Japan’s Defense Minister Fumio Kyuma said Saturday that he thinks the dropping of atomic bombs by the United States in the closing days of World War II “could not be helped” as it was aimed at preventing the Soviet Union from entering the war against Japan.
“I understand the bombings brought the war to its end. I think it was something that couldn’t be helped.”
The United States “dropped the bombs on Hiroshima and Nagasaki although it knew Japan would lose the war” without having to resort to using an atomic bomb, Kyuma said.
Noting that the Soviet Union was preparing to wage a war against Japan, he said the United States must have thought the use of an atomic bomb could prompt Japan’s surrender, thus preventing the Soviet Union from carrying out its intentions.
“Luckily Hokkaido was not occupied. In the worst case, Hokkaido could have been taken by the Soviet Union,” he said. “I don’t hold a grudge against the United States.”
This is a perfectly valid reasoning that, frankly, I agree with. It’s how many Americans justify Hiroshima. But for the minister of a relatively unpopular government to make this remark weeks before a national election in a country where more than 80% of the public believes the atomic bombing was the indiscriminate massacre of ordinary citizens just moments before national defeat that is not justified for any reason.

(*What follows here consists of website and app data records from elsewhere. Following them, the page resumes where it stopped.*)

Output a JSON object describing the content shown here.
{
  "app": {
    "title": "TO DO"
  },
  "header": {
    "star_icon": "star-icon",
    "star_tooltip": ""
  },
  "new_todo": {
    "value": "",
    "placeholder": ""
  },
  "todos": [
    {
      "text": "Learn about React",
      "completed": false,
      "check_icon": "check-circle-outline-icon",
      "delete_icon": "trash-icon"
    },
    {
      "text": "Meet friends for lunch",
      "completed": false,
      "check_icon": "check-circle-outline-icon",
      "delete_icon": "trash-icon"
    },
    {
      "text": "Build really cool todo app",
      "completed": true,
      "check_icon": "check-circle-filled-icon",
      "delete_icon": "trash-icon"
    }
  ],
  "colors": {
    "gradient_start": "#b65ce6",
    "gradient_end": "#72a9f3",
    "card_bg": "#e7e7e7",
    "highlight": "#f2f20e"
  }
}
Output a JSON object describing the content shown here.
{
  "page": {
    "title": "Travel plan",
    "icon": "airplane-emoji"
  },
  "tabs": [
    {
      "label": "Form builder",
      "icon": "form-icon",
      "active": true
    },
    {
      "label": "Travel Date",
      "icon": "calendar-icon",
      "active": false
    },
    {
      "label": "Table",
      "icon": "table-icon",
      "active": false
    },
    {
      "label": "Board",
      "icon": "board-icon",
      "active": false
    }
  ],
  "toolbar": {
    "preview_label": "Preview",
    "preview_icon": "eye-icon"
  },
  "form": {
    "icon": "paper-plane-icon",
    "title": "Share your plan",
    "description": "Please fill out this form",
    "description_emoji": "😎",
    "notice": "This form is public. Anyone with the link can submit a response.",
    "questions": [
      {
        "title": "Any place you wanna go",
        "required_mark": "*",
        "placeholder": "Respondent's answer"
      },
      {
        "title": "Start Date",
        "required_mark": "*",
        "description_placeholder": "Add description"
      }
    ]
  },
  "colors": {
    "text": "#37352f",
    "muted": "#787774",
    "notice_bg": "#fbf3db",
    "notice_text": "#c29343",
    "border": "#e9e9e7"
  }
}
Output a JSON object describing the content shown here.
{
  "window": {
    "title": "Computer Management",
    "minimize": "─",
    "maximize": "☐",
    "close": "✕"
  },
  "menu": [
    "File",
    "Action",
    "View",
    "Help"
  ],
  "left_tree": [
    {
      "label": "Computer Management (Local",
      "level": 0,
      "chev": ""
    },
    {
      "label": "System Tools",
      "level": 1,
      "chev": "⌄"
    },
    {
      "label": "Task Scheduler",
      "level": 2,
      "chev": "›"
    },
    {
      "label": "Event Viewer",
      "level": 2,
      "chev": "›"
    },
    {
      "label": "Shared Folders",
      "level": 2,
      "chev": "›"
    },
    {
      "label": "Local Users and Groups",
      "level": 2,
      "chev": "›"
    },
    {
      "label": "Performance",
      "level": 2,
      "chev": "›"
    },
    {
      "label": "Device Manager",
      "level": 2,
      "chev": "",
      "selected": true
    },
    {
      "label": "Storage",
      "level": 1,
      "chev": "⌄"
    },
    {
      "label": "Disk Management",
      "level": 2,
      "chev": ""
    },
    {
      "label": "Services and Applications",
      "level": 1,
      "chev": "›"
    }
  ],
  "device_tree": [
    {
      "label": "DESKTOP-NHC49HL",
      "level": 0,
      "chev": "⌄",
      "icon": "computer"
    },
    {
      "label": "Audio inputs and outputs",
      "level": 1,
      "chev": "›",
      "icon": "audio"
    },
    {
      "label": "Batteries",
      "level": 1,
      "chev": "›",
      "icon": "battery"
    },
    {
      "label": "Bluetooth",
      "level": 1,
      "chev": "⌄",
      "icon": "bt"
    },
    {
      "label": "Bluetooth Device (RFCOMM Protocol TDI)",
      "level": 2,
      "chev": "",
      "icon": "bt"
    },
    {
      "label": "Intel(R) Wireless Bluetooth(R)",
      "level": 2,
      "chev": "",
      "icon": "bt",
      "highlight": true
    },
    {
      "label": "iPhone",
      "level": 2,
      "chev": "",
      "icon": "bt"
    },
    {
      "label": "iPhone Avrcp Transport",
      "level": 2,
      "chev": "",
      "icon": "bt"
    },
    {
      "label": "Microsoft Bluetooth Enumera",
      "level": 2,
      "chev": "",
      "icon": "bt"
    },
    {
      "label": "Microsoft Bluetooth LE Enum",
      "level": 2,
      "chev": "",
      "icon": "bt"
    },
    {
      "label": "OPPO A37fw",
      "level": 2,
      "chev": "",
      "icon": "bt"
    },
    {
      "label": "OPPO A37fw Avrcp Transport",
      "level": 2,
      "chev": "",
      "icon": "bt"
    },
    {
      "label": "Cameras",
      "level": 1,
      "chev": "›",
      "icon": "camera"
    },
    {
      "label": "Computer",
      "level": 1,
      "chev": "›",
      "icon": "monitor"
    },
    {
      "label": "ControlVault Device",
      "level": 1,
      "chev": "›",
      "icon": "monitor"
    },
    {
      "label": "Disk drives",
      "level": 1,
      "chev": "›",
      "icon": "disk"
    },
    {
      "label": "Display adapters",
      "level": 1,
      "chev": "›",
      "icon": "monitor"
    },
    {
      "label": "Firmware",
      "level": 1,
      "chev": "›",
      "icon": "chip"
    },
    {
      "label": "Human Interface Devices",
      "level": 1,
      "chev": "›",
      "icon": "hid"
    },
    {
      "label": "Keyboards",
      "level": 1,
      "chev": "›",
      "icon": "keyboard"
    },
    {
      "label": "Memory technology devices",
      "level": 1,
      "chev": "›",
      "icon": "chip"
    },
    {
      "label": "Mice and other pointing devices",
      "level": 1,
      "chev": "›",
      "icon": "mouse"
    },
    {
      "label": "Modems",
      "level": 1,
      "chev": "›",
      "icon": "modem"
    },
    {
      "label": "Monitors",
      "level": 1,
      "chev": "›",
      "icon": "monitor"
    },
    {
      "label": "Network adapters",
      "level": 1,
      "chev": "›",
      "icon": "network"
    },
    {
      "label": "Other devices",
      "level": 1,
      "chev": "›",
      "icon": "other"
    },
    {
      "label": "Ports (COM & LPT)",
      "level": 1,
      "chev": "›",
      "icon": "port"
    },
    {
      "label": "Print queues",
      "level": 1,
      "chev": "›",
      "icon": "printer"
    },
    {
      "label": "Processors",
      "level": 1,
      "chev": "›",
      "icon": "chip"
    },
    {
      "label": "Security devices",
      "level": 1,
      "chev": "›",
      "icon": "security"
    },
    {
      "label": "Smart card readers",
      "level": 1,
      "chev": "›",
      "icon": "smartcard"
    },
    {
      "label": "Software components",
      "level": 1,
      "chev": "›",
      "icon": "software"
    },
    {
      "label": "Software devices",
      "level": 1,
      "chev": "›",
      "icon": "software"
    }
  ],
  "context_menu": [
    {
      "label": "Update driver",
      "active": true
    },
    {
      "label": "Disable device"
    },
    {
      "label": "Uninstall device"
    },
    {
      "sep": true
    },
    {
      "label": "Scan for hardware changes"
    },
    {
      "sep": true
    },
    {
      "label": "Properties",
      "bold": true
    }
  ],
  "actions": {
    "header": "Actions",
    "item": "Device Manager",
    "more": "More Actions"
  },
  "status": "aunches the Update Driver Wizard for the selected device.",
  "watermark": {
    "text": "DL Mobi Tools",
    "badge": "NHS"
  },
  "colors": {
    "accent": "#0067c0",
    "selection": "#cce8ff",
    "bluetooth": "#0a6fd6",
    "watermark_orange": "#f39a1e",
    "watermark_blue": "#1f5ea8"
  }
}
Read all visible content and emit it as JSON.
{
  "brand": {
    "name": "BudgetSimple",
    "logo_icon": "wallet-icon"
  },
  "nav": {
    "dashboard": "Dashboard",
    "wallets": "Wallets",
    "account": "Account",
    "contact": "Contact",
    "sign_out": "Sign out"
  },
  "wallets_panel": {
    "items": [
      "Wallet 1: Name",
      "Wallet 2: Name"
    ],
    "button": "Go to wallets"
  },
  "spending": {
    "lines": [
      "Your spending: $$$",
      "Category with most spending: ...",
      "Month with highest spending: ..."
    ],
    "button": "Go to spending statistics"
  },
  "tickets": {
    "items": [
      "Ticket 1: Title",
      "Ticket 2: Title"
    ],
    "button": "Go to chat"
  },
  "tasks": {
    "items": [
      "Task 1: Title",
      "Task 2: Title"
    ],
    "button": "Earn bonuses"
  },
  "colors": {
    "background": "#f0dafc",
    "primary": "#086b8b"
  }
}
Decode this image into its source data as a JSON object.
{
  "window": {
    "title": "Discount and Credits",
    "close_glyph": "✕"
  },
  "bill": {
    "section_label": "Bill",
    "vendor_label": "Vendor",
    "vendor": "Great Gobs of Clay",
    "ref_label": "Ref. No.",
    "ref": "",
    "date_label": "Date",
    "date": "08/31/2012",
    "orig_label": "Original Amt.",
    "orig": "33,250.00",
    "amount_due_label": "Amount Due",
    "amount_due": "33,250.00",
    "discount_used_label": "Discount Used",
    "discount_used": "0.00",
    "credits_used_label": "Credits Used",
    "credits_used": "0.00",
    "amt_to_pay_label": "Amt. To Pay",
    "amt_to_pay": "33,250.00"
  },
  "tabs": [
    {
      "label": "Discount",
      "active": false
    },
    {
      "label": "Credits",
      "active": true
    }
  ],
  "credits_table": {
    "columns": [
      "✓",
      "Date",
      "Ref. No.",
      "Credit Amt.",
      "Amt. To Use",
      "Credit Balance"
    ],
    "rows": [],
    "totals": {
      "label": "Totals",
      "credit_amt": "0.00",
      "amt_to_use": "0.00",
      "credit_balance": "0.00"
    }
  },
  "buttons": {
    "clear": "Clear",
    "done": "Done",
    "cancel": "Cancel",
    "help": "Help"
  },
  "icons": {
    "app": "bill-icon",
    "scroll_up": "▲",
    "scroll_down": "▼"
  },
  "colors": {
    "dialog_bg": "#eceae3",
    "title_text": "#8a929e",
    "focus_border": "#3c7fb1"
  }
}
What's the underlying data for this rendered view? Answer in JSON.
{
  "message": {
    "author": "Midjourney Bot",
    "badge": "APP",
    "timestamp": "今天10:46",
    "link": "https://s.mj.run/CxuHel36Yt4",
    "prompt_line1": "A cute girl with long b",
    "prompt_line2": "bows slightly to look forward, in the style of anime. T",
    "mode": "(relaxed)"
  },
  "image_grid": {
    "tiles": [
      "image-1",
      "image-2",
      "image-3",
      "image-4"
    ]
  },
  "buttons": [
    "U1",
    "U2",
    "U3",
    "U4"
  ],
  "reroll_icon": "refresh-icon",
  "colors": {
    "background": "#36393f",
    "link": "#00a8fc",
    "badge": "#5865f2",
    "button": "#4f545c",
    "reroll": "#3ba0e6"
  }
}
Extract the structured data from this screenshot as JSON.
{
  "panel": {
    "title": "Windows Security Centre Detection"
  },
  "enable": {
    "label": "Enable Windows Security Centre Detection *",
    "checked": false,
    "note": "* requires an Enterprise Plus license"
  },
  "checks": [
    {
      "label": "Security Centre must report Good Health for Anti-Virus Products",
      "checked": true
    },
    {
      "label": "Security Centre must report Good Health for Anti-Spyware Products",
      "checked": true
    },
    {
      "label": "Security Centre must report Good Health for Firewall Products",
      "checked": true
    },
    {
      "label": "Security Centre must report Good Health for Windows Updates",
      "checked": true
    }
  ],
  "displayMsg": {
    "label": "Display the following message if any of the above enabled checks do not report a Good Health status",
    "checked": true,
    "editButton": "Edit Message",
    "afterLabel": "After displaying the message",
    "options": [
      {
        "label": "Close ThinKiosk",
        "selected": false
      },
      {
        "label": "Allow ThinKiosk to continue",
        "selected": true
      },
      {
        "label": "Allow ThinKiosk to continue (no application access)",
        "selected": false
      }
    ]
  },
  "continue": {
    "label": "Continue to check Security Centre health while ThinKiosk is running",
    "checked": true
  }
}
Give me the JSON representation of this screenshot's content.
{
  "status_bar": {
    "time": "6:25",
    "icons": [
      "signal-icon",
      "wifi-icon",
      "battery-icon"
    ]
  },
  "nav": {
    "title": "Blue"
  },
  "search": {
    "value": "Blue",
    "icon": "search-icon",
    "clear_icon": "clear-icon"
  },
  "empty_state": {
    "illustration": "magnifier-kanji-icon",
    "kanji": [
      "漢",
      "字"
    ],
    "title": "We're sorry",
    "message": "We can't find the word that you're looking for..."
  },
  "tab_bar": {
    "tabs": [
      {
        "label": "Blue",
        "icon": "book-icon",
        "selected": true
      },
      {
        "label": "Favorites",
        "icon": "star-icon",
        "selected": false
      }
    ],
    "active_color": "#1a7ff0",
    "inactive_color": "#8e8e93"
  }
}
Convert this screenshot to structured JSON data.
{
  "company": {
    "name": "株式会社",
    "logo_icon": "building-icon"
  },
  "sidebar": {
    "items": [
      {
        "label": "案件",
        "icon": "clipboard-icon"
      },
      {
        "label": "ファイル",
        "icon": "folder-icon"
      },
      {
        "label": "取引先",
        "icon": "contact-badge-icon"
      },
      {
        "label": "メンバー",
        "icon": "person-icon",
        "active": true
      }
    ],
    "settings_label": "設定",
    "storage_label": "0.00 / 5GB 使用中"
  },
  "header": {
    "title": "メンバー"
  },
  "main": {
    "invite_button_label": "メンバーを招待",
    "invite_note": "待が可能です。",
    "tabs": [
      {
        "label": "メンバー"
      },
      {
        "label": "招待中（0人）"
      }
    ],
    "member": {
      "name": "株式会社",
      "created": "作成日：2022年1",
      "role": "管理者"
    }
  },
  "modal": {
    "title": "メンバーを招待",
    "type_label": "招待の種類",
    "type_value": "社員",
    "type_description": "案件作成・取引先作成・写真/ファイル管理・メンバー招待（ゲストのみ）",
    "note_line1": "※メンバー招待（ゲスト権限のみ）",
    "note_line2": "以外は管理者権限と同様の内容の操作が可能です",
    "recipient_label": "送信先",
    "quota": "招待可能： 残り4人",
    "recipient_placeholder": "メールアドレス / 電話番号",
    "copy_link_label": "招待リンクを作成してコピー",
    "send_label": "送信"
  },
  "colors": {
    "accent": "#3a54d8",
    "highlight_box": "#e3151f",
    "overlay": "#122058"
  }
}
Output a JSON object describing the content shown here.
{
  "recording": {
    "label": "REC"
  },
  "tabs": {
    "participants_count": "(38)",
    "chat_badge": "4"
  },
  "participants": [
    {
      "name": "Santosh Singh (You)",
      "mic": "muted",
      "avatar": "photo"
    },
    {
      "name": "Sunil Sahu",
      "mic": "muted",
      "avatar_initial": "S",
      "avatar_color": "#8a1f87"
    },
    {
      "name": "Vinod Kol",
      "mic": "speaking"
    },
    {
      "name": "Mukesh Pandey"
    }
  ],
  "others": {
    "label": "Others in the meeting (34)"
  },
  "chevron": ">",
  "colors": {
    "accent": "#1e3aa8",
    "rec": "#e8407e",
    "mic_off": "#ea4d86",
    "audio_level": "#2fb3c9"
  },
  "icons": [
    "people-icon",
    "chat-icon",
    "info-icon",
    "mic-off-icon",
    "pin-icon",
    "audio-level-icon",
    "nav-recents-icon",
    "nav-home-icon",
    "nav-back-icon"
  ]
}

The watchword of this blog has long been one of Robert D. Kaplan’s “top ten rules”: Speak Victorian, Think Pagan. Policymakers must have the freedom to think of all possibilities and options, unrestricted. But never speak outloud: the public isn’t ready to hear it, your enemies will have access to inner thoughts, and the substances of the debate will get lost in the controversy. Defense Minister Kyuma should continue to think pagan, but always speak Victorian in public.